This post contains plot spoilers for Life Is Strange up to and including episode four.

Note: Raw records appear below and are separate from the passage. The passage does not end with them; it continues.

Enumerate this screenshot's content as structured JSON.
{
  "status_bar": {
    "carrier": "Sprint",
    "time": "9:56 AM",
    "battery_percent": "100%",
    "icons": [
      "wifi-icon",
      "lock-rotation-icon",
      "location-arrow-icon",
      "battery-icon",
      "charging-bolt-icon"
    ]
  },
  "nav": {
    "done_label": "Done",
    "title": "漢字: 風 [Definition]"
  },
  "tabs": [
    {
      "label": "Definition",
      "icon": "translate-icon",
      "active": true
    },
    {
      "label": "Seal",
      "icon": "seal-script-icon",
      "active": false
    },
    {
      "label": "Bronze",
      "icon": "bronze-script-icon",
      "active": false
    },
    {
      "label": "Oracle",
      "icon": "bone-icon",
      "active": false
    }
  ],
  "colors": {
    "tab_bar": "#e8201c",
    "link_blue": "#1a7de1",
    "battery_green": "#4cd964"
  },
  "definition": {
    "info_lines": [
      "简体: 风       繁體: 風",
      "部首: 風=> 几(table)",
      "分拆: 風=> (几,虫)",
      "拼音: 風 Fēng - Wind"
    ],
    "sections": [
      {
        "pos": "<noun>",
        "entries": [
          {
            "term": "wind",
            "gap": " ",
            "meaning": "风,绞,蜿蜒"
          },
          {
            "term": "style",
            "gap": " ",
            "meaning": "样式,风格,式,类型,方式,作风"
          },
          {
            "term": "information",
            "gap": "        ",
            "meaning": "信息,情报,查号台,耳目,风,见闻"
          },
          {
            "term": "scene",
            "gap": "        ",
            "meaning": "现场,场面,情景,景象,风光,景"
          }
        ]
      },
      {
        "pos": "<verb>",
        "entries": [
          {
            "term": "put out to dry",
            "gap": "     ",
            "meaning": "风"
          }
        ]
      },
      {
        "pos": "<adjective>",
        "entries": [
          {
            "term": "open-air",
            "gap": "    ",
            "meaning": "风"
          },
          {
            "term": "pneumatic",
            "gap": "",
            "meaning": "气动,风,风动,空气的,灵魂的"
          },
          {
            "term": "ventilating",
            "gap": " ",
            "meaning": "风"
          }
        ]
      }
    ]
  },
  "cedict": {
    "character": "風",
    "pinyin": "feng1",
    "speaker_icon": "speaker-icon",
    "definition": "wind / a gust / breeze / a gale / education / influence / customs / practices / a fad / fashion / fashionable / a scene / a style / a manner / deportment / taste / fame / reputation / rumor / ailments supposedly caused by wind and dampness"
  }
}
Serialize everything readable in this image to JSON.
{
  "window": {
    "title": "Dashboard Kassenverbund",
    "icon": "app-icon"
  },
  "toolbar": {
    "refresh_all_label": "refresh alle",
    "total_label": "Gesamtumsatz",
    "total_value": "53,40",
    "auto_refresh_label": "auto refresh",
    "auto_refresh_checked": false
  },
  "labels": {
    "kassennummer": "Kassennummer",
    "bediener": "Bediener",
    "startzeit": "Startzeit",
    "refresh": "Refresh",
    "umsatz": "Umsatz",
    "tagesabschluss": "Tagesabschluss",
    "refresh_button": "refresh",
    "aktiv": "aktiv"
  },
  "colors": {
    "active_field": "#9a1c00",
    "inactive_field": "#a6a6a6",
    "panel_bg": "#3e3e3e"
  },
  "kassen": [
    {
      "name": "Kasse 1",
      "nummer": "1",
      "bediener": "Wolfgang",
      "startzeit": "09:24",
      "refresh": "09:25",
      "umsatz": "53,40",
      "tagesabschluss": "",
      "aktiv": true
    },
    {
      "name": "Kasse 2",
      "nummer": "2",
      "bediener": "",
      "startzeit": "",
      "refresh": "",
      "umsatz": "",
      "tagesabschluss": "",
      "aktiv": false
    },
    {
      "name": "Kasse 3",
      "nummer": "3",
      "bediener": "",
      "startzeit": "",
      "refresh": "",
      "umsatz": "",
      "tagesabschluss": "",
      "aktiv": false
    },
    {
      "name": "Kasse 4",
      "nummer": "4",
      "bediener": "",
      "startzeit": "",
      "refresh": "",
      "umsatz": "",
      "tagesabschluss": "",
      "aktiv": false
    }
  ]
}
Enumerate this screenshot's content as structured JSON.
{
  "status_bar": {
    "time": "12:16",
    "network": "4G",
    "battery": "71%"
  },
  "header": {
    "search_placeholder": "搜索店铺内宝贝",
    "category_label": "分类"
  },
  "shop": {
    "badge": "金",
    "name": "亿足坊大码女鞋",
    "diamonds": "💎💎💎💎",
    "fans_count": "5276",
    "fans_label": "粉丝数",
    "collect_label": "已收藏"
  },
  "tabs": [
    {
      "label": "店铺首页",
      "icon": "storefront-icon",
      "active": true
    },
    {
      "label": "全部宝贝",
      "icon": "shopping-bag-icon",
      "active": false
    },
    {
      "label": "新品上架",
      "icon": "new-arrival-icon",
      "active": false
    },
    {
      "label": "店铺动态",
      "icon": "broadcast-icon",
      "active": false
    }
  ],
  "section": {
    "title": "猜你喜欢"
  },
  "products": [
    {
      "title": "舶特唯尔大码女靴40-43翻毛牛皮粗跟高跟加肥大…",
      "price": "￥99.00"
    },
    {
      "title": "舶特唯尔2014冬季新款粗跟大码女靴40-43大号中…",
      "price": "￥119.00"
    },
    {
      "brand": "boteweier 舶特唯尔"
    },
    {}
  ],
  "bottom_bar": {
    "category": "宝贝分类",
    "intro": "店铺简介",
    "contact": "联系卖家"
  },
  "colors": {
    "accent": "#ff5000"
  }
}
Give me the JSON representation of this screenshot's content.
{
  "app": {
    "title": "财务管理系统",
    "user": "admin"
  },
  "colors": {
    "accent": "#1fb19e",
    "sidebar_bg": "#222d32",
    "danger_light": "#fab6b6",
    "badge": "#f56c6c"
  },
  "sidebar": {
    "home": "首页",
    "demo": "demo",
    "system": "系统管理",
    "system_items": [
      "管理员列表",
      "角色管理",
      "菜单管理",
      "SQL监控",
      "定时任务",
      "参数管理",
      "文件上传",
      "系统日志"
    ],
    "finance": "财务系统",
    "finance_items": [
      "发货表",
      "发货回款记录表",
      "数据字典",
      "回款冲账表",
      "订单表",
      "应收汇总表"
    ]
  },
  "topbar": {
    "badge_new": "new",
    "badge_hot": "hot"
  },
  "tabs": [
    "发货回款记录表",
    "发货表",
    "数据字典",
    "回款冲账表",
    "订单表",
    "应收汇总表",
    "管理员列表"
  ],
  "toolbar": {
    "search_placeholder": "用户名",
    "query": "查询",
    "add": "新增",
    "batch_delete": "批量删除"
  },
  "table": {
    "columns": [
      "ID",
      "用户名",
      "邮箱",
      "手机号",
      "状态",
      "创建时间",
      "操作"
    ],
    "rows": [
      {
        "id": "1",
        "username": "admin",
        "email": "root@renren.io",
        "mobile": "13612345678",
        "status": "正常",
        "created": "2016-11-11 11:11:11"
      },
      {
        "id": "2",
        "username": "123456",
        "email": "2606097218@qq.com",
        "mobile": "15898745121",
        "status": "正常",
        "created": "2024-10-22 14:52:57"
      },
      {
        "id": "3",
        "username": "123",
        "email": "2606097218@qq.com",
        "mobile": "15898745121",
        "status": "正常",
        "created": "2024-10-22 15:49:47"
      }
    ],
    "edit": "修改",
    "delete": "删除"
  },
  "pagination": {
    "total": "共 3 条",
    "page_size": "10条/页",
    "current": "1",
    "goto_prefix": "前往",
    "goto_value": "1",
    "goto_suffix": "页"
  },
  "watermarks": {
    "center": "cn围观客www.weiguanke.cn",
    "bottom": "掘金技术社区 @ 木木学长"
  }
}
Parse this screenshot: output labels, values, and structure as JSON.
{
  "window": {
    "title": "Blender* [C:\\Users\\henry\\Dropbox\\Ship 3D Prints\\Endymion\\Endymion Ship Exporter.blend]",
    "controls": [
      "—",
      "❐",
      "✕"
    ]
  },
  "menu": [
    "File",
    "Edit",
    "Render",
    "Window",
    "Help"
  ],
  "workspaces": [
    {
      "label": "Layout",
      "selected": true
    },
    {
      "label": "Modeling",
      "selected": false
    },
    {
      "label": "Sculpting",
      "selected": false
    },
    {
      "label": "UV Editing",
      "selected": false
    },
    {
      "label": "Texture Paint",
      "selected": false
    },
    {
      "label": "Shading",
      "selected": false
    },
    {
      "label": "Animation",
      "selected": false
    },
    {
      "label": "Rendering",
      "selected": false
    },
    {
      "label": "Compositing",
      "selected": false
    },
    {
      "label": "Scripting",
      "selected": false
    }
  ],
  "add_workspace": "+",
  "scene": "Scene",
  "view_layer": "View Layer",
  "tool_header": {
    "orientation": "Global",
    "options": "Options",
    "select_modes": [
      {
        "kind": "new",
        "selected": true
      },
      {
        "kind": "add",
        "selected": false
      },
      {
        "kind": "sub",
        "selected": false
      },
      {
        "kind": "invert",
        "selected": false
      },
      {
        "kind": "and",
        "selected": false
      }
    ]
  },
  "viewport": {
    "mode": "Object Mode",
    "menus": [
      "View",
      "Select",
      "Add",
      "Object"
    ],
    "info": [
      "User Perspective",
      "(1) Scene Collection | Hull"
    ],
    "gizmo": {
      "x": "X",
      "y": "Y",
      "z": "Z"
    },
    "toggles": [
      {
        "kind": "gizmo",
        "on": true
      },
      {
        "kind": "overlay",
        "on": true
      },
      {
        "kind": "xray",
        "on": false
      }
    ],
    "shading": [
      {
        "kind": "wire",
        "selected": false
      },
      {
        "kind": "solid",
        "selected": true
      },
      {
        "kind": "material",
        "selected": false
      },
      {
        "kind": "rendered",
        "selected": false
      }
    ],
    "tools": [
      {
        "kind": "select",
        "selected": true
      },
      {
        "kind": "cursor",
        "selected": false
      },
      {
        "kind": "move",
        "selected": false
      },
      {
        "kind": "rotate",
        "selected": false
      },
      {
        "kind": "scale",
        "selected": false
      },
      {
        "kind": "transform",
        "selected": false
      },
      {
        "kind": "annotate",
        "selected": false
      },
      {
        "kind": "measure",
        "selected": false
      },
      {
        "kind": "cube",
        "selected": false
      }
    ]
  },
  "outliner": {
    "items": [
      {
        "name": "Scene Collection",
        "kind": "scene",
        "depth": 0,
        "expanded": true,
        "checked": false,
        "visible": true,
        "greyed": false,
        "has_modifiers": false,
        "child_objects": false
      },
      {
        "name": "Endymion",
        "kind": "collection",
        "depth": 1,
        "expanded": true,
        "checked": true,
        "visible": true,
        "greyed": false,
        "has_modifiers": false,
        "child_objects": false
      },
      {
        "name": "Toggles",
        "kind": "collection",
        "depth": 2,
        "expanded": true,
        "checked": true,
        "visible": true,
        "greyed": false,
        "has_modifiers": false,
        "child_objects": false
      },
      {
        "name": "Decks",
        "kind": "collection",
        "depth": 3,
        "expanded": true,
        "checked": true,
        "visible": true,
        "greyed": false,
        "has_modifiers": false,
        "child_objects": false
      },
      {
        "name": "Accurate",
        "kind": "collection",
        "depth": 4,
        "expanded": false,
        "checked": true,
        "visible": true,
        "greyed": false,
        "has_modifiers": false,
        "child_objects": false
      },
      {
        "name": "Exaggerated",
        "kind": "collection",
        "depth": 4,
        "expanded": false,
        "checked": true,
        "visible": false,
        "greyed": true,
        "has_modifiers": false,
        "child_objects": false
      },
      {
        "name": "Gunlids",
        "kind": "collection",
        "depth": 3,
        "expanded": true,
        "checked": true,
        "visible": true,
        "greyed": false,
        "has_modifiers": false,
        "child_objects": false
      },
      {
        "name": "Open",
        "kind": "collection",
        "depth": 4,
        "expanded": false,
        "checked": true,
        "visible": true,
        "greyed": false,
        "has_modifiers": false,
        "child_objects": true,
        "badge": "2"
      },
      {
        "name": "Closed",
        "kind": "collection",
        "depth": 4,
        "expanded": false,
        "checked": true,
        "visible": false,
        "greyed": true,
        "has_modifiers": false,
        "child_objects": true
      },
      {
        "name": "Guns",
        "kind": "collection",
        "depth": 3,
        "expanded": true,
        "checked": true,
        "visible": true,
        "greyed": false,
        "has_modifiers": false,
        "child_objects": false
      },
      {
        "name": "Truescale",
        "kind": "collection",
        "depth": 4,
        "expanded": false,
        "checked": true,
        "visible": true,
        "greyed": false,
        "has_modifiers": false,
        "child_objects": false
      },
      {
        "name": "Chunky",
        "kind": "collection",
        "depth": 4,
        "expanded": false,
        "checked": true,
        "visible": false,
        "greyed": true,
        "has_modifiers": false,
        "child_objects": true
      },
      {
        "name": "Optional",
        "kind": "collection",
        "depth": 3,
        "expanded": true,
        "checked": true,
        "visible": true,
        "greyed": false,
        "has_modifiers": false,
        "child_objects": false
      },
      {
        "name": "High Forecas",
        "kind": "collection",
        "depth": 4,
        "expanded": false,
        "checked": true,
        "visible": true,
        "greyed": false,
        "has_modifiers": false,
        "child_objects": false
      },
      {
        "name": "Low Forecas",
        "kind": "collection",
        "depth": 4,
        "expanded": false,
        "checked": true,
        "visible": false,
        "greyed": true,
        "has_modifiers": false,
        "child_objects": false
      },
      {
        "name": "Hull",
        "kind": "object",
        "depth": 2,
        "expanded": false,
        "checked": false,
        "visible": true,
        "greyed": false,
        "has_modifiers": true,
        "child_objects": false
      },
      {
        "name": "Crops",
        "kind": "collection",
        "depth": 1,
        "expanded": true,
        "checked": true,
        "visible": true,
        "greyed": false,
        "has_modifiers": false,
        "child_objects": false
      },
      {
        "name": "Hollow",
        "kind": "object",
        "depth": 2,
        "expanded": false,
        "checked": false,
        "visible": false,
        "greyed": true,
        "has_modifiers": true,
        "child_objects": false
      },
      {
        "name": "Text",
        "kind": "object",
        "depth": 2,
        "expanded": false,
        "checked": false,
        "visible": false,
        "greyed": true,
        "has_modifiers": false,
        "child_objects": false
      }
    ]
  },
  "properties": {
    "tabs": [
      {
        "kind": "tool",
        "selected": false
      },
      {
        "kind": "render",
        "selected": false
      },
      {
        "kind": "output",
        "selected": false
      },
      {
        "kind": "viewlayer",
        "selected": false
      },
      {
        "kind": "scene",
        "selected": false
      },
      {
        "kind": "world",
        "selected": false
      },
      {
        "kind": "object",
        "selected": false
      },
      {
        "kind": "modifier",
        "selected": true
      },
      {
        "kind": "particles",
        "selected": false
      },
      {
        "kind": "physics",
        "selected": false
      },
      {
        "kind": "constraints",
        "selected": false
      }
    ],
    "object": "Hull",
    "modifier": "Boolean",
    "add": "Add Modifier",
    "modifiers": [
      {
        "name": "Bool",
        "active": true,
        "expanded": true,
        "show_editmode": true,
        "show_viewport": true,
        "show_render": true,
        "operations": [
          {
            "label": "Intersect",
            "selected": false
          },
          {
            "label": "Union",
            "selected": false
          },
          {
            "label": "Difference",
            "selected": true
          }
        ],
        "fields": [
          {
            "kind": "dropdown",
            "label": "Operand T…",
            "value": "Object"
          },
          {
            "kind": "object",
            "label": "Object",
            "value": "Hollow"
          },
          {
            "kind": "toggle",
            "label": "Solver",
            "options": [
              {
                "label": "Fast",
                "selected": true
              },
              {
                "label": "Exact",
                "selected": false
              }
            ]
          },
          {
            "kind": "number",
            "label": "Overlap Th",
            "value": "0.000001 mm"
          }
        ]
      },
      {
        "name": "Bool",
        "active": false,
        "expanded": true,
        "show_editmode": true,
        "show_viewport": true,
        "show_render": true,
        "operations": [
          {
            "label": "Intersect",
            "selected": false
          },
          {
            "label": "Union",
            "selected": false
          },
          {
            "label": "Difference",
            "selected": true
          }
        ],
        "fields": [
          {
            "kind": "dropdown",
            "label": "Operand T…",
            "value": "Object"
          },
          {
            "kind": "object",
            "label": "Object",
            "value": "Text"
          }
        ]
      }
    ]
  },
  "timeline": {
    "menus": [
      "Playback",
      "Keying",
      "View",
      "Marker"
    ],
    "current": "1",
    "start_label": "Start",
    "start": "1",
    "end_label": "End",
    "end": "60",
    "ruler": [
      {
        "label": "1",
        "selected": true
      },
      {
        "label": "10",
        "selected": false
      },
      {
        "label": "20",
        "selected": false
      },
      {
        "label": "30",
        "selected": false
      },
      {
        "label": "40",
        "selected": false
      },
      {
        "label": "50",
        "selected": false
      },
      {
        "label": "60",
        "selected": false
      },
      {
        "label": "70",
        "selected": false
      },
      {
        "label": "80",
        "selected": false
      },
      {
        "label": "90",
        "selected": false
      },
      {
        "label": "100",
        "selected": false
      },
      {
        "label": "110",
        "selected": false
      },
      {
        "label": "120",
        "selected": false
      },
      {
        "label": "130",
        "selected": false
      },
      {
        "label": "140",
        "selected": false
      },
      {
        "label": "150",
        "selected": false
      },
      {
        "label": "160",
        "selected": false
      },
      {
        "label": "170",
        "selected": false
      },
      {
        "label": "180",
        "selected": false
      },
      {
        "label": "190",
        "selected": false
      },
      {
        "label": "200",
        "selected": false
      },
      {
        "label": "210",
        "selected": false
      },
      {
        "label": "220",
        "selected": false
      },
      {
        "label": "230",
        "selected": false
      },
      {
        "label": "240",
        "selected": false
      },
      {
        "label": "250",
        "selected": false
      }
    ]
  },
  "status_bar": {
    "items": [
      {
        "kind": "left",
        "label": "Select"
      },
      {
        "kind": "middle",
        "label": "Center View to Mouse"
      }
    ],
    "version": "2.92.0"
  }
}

Guns have a very special place in Life Is Strange. They’re not commonplace, as is the case in most games, nor are they merely functional, disposable tools. Rather, the few guns which appear in Life Is Strange are lethal and terrifying; immediately after the game begins you’ll be keeping mental, if not physical, notes of who has which gun. Because the world of Life Is Strange is roughly speaking the real world, characters have the rare luxury of having feelings about guns and who should have them. A key feature of Life Is Strange is the ability to rewind time and redo decisions: one of the main reasons I used it was to change who would end up with a particular weapon in a scene. Since Life Is Strange is a game less about beating your opponents and more about negotiation, I did this as often to take guns away from my friends as to deny them to enemies. Max, the protagonist in Life Is Strange, becomes entangled in dangerous scenarios with increasingly regularly in later episodes of the game. In these moments, guns are an unpredictable ‘nuclear option’ for characters who are either unstable or annoyed enough at Max. By the second episode, almost everyone will agree with her that “guns make me uncomfortable.”